[Data about app and page elements]
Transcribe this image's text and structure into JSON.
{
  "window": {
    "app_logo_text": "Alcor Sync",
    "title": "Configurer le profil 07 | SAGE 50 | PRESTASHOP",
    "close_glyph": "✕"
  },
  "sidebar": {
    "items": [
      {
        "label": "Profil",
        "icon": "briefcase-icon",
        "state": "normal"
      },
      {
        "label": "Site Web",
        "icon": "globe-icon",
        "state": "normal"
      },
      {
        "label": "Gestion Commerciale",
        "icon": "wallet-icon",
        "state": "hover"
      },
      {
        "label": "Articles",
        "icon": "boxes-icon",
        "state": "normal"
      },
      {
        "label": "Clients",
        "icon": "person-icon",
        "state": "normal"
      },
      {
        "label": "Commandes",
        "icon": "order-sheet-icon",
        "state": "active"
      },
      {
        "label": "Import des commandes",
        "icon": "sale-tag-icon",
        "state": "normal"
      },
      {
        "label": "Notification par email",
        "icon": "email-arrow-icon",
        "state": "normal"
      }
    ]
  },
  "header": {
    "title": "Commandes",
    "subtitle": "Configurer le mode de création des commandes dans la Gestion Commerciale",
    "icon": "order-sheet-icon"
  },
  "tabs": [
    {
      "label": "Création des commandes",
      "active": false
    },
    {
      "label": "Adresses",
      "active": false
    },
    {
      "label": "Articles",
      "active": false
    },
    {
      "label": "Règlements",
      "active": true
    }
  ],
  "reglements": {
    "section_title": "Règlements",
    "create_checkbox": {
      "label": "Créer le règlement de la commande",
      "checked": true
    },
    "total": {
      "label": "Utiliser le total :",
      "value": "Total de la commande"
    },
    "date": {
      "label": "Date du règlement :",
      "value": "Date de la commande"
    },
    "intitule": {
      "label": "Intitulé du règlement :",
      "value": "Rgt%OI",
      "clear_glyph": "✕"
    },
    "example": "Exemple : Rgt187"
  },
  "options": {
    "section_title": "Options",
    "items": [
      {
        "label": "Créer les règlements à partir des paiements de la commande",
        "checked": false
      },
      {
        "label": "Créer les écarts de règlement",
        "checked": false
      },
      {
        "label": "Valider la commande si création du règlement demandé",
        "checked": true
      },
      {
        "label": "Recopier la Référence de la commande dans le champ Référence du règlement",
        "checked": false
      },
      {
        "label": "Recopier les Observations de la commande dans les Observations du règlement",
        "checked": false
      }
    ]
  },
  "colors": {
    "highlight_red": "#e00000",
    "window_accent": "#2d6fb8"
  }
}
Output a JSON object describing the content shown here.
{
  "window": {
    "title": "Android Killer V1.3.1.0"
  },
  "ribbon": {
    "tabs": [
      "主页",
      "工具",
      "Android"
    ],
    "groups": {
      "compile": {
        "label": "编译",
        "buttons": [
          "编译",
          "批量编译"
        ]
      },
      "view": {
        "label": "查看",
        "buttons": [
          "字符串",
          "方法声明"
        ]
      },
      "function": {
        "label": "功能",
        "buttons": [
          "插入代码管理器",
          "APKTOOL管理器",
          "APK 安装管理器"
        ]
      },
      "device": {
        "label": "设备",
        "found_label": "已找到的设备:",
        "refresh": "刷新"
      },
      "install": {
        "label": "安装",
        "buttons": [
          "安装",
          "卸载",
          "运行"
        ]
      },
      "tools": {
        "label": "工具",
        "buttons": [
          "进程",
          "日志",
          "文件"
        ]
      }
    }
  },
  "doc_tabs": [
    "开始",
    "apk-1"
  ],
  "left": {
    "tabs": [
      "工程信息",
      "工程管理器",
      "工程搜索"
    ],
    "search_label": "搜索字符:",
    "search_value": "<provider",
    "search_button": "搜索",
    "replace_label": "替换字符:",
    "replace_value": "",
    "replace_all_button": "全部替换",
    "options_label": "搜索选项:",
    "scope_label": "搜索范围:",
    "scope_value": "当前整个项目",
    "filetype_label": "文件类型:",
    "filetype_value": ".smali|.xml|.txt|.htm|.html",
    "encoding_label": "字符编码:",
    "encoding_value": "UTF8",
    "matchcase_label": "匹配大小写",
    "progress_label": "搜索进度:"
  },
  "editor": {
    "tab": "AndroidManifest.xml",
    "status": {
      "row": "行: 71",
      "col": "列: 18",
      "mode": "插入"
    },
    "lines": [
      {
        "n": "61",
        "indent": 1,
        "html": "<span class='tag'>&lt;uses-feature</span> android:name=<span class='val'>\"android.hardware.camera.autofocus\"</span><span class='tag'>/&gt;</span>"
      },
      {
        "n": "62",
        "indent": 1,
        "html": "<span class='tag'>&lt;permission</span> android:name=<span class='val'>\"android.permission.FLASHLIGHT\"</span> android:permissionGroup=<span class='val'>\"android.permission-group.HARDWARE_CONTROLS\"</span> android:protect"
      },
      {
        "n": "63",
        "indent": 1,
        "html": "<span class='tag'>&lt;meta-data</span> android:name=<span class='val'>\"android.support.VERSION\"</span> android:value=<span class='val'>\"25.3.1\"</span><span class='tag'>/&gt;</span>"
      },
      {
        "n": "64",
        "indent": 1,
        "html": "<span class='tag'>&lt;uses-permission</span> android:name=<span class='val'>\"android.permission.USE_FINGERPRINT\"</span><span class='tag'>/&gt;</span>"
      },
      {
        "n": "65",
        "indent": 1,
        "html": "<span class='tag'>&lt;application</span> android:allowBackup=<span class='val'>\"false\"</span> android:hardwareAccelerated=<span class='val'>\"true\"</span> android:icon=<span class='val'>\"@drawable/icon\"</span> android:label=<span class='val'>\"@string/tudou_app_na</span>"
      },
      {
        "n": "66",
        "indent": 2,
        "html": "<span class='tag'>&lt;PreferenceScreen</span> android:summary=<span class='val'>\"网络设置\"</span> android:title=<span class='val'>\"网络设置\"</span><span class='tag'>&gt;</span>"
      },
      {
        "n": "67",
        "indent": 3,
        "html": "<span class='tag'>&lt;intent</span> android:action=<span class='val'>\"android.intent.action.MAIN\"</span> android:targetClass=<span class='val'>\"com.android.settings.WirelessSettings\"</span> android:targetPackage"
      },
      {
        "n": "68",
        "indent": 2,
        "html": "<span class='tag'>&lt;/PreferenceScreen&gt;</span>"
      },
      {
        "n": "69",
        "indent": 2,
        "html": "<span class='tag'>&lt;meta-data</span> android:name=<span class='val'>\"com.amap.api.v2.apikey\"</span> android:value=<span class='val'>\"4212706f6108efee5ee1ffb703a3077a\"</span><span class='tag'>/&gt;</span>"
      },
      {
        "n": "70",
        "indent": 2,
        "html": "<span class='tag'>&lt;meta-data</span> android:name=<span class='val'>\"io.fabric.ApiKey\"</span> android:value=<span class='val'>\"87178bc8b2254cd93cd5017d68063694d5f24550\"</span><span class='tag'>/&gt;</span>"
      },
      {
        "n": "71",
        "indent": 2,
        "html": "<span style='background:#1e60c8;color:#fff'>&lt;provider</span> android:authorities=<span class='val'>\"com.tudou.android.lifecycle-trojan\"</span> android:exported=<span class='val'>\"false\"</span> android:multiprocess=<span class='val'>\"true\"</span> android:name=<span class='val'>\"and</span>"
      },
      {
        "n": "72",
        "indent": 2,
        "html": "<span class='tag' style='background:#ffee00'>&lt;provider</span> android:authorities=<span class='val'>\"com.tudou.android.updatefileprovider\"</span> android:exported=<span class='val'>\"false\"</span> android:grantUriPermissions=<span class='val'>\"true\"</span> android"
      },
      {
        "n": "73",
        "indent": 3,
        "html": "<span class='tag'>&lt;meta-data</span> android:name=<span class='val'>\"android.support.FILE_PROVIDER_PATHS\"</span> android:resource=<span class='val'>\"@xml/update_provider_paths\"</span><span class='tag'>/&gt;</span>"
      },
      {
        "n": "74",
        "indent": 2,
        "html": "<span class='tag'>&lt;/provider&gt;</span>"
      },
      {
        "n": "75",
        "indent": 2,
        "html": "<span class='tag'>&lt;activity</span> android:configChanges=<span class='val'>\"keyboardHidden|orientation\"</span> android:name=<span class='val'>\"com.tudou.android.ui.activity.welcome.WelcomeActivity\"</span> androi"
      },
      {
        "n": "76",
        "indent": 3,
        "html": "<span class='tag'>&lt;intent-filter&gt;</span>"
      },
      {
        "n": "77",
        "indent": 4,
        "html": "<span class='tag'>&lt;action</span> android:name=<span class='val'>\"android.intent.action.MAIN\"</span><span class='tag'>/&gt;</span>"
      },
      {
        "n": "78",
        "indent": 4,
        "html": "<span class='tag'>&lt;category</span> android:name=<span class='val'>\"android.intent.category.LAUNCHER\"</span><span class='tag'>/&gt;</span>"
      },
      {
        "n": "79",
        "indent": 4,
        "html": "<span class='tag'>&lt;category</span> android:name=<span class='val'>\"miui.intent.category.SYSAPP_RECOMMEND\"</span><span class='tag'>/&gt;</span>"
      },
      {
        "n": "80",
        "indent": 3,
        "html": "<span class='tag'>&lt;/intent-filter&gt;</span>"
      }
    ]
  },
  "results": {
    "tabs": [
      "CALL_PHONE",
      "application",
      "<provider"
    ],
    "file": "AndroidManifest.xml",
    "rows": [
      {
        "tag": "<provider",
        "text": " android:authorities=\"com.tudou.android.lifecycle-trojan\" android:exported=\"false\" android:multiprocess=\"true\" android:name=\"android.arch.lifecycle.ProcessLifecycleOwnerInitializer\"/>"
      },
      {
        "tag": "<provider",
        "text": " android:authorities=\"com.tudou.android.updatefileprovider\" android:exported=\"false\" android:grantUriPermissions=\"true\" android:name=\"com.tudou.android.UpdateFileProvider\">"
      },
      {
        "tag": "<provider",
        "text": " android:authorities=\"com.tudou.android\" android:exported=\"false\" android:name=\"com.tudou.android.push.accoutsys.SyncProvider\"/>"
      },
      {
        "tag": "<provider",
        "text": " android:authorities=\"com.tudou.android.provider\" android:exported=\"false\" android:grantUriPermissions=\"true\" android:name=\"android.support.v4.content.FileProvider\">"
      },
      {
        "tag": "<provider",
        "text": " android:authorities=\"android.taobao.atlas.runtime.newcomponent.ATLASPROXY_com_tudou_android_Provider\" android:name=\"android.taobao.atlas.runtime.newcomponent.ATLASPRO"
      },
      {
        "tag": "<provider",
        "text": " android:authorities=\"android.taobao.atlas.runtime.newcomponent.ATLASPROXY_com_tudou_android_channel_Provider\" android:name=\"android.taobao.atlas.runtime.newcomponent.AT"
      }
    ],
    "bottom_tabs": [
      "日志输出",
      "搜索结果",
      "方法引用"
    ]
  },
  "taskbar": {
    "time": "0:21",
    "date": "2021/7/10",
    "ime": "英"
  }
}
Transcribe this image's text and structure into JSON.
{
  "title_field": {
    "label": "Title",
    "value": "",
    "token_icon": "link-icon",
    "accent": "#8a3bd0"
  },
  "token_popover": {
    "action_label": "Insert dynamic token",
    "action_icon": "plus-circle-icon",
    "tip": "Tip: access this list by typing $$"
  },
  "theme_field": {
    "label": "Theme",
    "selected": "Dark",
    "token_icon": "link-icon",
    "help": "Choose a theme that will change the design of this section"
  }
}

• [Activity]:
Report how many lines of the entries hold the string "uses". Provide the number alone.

• [Result of this exercise]:
2